UN agencies have warned of a humanitarian crisis in Lebanon after Tuesday’s devastating blast in Beirut.
Lebanon was already suffering a major economic downturn before the explosion, which left at least 154 people dead, 5,000 injured and 300,000 homeless.
The World Food Programme said the damage to Beirut’s port would interrupt food supplies and push prices up.
The World Health Organization said the health system was seriously damaged, with three hospitals out of action.
Meanwhile, Lebanon’s president rejected an international investigation into the explosion, and said officials would examine whether it was triggered by a bomb.
“The cause has not been determined yet. There is a possibility of external interference through a rocket or bomb or other act,” Michel Aoun said.

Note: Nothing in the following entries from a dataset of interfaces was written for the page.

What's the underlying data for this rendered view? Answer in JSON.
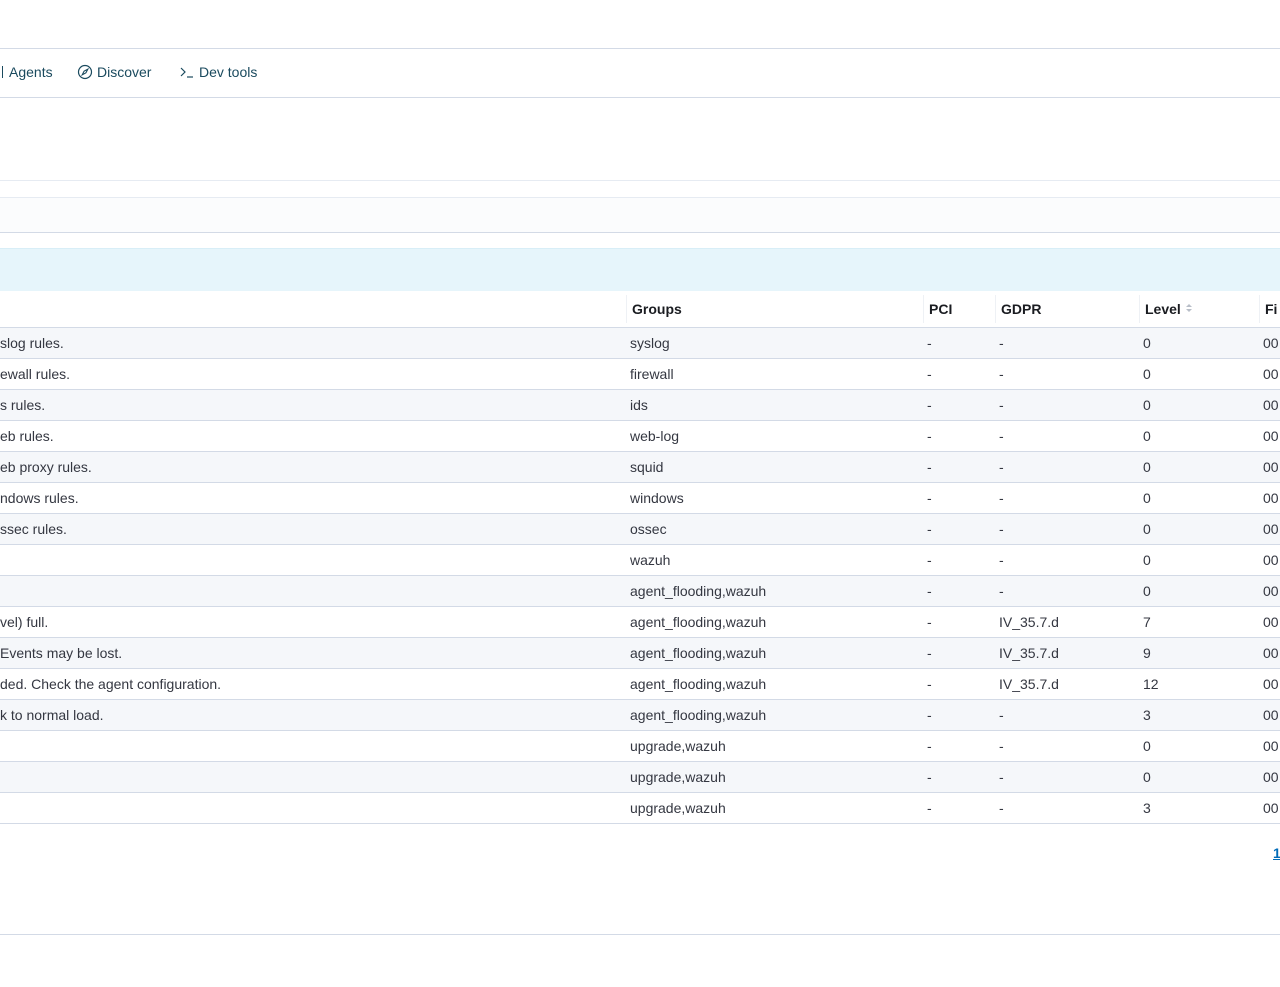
{
  "nav": {
    "tabs": [
      {
        "label": "Agents",
        "icon": "agents-icon"
      },
      {
        "label": "Discover",
        "icon": "compass-icon"
      },
      {
        "label": "Dev tools",
        "icon": "console-icon"
      }
    ]
  },
  "table": {
    "columns": [
      "Groups",
      "PCI",
      "GDPR",
      "Level",
      "Fi"
    ],
    "rows": [
      {
        "description": "slog rules.",
        "groups": "syslog",
        "pci": "-",
        "gdpr": "-",
        "level": "0",
        "file": "00"
      },
      {
        "description": "ewall rules.",
        "groups": "firewall",
        "pci": "-",
        "gdpr": "-",
        "level": "0",
        "file": "00"
      },
      {
        "description": "s rules.",
        "groups": "ids",
        "pci": "-",
        "gdpr": "-",
        "level": "0",
        "file": "00"
      },
      {
        "description": "eb rules.",
        "groups": "web-log",
        "pci": "-",
        "gdpr": "-",
        "level": "0",
        "file": "00"
      },
      {
        "description": "eb proxy rules.",
        "groups": "squid",
        "pci": "-",
        "gdpr": "-",
        "level": "0",
        "file": "00"
      },
      {
        "description": "ndows rules.",
        "groups": "windows",
        "pci": "-",
        "gdpr": "-",
        "level": "0",
        "file": "00"
      },
      {
        "description": "ssec rules.",
        "groups": "ossec",
        "pci": "-",
        "gdpr": "-",
        "level": "0",
        "file": "00"
      },
      {
        "description": "",
        "groups": "wazuh",
        "pci": "-",
        "gdpr": "-",
        "level": "0",
        "file": "00"
      },
      {
        "description": "",
        "groups": "agent_flooding,wazuh",
        "pci": "-",
        "gdpr": "-",
        "level": "0",
        "file": "00"
      },
      {
        "description": "vel) full.",
        "groups": "agent_flooding,wazuh",
        "pci": "-",
        "gdpr": "IV_35.7.d",
        "level": "7",
        "file": "00"
      },
      {
        "description": "Events may be lost.",
        "groups": "agent_flooding,wazuh",
        "pci": "-",
        "gdpr": "IV_35.7.d",
        "level": "9",
        "file": "00"
      },
      {
        "description": "ded. Check the agent configuration.",
        "groups": "agent_flooding,wazuh",
        "pci": "-",
        "gdpr": "IV_35.7.d",
        "level": "12",
        "file": "00"
      },
      {
        "description": "k to normal load.",
        "groups": "agent_flooding,wazuh",
        "pci": "-",
        "gdpr": "-",
        "level": "3",
        "file": "00"
      },
      {
        "description": "",
        "groups": "upgrade,wazuh",
        "pci": "-",
        "gdpr": "-",
        "level": "0",
        "file": "00"
      },
      {
        "description": "",
        "groups": "upgrade,wazuh",
        "pci": "-",
        "gdpr": "-",
        "level": "0",
        "file": "00"
      },
      {
        "description": "",
        "groups": "upgrade,wazuh",
        "pci": "-",
        "gdpr": "-",
        "level": "3",
        "file": "00"
      }
    ]
  },
  "pagination": {
    "current": "1"
  },
  "colors": {
    "accent": "#006bb8",
    "nav_text": "#1a4a5e",
    "callout_bg": "#e6f5fb"
  }
}
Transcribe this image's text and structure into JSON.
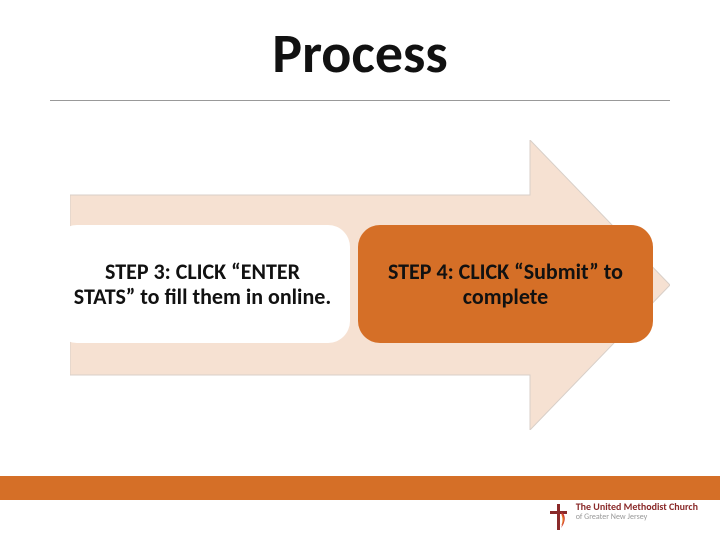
{
  "title": "Process",
  "steps": {
    "step3": "STEP 3: CLICK “ENTER STATS” to fill them in online.",
    "step4": "STEP 4:  CLICK “Submit” to complete"
  },
  "logo": {
    "line1": "The United Methodist Church",
    "line2": "of Greater New Jersey"
  },
  "colors": {
    "accent": "#d56f27",
    "arrowFill": "#f6e1d2",
    "logoRed": "#8a2a2a"
  }
}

Mr Aoun has previously said the blast was the result of the detonation of 2,750 tonnes of ammonium nitrate that had been stored unsafely at a port warehouse.
Before Tuesday’s explosion, 75% of Lebanese were in need of aid, 33% had lost their jobs, and one million people were living below the poverty line.
WFP spokeswoman Elisabeth Byrs told reporters in Geneva on Friday that the organisation was concerned the severe damage to Beirut’s port – the largest in the country – could limit the flow of food supplies and push prices beyond the reach of many.
The WFP was sending 5,000 food parcels that would be enough to feed a family of five for a month, and was planning to import wheat flour and grains, she said.
Christian Lindmeier of the WHO meanwhile warned that Lebanon’s hospitals were overwhelmed with the patients, some were damaged and some non-functional, and that 500 beds had been lost.
More on the explosion in Beirut
The WHO has delivered emergency trauma and surgical supply kits containing essential medicines and medical supplies, and is calling for $15m (£11.5m) to cover immediate needs and ensure continuity in the response to the Covid-19 pandemic.
Lebanon was also seeing a rise in cases of the coronavirus disease but 17 containers of masks, gowns and gloves, shipped to Beirut by the WHO, had been completely destroyed, Mr Lindmeier said.
The UN Refugee Agency, which normally supports Lebanon’s 1.5 million Syrian refugees, said it was releasing emergency shelter materials to all those in need.
Many countries have offered aid to help Lebanon, with the US announcing on Friday that it planned to immediately send $15m worth of food and medicine.
Have you been personally affected by this story? If you feel able to do so please share your experiences by emailing [email protected].
Please include a contact number if you are willing to speak to a BBC journalist.
Or use the form below:
If you are happy to be contacted by a BBC journalist please leave a telephone number that we can
contact you on. In some cases a selection of your comments will be published, displaying your name as
you provide it and location, unless you state otherwise. Your contact details will never be published.
When sending us pictures, video or eyewitness accounts at no time should you endanger yourself or others,
take any unnecessary risks or infringe any laws. Please ensure you have read the terms and conditions.
Terms and conditions
Source: Read Full Article